### Assigned task
List all lines of the data containing the word "brand".

Data records

Start of Block

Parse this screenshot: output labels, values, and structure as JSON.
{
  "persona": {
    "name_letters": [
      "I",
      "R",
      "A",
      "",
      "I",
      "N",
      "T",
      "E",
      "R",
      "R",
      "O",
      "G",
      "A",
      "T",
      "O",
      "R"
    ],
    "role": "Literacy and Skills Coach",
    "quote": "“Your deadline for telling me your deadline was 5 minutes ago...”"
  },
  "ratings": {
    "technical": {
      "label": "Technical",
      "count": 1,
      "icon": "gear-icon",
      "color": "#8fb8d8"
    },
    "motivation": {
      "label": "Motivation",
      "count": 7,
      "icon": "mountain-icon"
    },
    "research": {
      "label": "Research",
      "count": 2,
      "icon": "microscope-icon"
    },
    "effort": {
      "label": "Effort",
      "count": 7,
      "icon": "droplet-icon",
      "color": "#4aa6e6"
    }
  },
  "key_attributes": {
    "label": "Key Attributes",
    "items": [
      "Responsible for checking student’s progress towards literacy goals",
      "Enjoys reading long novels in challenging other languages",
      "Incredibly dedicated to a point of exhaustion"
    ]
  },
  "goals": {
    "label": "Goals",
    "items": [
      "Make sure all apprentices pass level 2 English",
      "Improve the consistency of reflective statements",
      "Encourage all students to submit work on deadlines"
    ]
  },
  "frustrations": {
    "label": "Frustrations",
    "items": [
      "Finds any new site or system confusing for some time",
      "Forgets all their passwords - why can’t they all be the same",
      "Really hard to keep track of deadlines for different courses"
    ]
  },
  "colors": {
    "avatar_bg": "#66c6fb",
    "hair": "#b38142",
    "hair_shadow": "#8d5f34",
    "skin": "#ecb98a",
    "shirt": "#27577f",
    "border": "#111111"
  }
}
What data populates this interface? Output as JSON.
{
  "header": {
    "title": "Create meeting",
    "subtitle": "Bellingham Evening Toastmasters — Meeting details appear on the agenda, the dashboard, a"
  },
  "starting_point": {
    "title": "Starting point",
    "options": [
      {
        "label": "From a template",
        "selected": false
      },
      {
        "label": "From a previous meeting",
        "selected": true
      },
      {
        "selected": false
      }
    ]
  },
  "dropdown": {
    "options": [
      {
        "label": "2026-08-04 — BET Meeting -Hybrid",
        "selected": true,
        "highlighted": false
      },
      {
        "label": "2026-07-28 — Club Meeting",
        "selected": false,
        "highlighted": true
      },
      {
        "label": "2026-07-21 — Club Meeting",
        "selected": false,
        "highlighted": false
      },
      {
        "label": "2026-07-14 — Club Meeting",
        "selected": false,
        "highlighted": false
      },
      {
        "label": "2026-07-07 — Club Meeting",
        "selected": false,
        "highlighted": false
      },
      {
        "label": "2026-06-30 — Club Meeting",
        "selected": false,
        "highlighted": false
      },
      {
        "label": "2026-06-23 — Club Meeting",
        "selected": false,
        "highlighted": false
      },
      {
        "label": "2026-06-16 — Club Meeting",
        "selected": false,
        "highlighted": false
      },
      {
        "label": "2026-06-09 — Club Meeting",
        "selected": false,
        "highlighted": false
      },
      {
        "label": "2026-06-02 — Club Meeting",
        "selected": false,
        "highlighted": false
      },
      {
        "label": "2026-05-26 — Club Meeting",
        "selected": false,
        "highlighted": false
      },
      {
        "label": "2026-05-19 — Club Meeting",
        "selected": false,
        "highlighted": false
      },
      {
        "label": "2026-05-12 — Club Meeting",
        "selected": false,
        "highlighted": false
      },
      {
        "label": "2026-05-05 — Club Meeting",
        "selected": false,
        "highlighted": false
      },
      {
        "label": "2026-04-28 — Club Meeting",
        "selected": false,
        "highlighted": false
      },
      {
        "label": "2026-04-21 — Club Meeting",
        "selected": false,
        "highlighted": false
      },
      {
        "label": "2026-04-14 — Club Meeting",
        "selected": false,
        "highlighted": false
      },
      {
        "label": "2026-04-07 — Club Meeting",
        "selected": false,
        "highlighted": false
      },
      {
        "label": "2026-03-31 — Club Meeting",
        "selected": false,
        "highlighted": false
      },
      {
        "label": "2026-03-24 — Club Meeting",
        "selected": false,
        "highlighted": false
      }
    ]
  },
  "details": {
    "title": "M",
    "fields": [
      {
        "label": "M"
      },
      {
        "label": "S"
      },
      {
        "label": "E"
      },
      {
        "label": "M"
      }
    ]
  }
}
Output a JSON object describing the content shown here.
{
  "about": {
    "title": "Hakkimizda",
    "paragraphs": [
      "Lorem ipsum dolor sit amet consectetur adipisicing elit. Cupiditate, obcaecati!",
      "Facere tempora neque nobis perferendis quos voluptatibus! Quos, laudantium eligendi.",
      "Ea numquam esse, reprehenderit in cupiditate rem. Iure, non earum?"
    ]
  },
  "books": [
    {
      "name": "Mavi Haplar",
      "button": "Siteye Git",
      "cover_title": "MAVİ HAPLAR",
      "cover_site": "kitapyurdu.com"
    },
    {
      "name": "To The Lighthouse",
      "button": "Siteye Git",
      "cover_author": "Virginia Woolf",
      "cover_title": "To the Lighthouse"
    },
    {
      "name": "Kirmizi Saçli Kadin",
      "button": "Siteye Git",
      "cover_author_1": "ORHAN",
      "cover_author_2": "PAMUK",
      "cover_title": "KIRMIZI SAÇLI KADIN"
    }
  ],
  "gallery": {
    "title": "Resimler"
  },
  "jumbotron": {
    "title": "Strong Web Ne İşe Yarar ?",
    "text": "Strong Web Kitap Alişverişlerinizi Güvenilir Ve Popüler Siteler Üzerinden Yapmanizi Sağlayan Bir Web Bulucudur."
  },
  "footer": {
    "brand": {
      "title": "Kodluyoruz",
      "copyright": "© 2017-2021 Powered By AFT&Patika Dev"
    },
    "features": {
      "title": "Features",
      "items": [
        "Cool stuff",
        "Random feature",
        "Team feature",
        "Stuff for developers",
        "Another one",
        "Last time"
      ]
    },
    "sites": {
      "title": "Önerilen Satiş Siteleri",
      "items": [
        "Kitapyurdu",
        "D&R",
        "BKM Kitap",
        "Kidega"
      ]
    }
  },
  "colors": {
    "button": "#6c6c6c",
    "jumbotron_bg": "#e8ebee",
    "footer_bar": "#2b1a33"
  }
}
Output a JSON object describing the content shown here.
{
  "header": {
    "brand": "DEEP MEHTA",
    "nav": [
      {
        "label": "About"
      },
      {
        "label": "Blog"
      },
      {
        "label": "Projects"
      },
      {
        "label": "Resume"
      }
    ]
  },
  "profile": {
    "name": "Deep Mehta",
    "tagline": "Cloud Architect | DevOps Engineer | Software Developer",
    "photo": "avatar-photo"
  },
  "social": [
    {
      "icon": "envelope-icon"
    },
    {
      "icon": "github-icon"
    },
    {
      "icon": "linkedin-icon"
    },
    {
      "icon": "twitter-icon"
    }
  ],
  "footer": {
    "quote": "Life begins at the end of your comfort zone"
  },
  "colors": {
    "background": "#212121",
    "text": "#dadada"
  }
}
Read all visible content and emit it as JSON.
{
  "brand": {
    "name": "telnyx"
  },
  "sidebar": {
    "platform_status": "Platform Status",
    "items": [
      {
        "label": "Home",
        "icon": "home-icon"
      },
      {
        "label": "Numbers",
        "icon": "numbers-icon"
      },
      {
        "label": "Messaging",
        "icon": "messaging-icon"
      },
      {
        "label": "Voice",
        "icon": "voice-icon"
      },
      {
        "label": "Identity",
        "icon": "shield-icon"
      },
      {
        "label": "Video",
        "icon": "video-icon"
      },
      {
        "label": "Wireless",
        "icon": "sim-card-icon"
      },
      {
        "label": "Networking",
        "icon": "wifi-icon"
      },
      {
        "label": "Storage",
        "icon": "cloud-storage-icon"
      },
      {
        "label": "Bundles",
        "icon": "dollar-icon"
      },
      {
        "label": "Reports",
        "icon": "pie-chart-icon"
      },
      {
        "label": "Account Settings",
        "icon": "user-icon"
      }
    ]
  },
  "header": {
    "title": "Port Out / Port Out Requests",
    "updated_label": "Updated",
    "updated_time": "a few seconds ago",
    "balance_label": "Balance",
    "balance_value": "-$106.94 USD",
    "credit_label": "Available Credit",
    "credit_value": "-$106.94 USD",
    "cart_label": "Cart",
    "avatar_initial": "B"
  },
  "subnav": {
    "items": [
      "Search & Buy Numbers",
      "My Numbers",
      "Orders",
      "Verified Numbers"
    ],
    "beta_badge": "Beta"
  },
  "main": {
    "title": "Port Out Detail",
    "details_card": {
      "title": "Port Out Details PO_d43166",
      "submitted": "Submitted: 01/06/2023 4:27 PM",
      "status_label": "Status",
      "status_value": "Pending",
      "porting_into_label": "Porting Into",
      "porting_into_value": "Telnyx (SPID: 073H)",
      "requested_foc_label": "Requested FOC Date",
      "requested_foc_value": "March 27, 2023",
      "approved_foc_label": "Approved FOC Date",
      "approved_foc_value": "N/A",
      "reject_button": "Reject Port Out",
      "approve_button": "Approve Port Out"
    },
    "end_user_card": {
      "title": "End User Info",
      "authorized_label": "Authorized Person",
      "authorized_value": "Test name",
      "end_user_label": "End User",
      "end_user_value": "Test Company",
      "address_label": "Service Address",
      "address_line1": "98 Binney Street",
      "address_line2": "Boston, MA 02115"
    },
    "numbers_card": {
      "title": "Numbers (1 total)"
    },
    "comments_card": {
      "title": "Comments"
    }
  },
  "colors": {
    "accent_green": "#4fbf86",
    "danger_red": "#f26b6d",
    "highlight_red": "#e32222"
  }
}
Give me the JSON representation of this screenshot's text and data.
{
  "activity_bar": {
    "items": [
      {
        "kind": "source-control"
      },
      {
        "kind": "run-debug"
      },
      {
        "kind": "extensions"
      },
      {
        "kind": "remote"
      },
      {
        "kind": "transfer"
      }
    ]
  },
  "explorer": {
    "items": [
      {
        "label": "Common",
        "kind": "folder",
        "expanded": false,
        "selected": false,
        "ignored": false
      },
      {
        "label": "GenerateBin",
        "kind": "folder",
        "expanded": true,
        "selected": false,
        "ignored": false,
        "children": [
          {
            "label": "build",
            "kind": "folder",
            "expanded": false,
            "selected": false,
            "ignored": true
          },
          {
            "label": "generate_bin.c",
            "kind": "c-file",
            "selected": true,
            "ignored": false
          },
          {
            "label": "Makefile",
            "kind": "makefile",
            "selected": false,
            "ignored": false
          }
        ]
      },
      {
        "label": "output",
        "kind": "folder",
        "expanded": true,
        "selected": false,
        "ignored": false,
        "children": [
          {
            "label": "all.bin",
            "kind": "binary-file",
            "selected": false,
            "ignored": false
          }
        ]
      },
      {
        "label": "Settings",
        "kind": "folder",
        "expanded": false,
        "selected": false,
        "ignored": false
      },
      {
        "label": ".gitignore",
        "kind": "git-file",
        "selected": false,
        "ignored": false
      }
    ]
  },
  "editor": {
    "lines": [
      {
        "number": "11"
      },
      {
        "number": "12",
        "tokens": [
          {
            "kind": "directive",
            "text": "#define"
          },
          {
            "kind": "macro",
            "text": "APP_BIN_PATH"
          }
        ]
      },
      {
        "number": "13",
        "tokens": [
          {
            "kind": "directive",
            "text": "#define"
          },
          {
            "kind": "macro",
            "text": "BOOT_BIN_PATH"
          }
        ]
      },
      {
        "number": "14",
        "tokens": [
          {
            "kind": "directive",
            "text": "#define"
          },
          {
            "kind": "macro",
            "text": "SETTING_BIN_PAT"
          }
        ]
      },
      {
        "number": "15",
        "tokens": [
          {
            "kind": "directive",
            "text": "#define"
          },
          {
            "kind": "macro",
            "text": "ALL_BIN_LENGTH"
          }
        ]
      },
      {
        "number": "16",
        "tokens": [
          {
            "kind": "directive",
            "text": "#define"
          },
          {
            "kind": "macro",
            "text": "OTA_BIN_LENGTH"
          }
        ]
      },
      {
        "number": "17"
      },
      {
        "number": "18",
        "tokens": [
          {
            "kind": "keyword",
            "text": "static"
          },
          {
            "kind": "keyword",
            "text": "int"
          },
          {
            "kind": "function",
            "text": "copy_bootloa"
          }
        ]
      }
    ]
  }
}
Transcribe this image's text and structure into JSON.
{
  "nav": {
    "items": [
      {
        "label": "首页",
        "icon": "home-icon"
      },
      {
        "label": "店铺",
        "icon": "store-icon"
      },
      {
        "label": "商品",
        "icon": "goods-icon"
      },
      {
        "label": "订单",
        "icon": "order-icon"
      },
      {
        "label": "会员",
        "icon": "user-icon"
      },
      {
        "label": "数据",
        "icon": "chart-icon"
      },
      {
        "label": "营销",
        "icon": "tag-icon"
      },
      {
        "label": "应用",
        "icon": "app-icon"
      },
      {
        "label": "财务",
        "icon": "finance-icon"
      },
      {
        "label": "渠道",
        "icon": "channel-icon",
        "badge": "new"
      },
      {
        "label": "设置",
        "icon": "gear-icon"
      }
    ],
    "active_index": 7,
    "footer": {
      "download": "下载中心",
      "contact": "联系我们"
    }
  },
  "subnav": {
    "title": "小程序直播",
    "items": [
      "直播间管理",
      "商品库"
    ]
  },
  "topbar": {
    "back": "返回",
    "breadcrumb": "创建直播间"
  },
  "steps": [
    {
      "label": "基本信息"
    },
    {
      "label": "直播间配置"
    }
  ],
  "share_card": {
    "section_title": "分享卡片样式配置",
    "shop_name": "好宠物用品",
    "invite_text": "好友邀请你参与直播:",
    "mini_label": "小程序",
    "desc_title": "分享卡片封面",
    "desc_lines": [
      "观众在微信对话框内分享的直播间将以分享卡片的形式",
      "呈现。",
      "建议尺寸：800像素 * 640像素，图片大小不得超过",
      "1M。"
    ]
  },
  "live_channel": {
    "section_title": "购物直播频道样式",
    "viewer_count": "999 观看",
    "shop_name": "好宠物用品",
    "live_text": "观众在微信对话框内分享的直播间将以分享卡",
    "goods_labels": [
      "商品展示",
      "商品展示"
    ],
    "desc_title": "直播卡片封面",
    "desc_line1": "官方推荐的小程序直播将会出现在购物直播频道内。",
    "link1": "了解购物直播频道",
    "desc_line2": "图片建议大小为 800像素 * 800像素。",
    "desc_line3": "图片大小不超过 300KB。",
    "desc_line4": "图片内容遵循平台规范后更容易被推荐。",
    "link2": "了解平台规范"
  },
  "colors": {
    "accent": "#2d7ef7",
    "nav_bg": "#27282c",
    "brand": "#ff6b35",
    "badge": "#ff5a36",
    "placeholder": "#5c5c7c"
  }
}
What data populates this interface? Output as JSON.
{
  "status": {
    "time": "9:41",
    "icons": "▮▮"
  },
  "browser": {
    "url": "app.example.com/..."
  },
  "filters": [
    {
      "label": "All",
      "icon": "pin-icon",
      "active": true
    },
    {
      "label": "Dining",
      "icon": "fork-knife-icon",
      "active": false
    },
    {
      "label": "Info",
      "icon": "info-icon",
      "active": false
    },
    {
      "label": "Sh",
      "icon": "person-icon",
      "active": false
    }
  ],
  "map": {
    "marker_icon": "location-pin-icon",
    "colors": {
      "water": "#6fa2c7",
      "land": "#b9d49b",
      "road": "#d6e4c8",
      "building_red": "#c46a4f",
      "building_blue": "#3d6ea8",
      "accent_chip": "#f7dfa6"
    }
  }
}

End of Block

### Task result
    "brand": {
    "brand": "DEEP MEHTA",
  "brand": {
    "brand": "#ff6b35",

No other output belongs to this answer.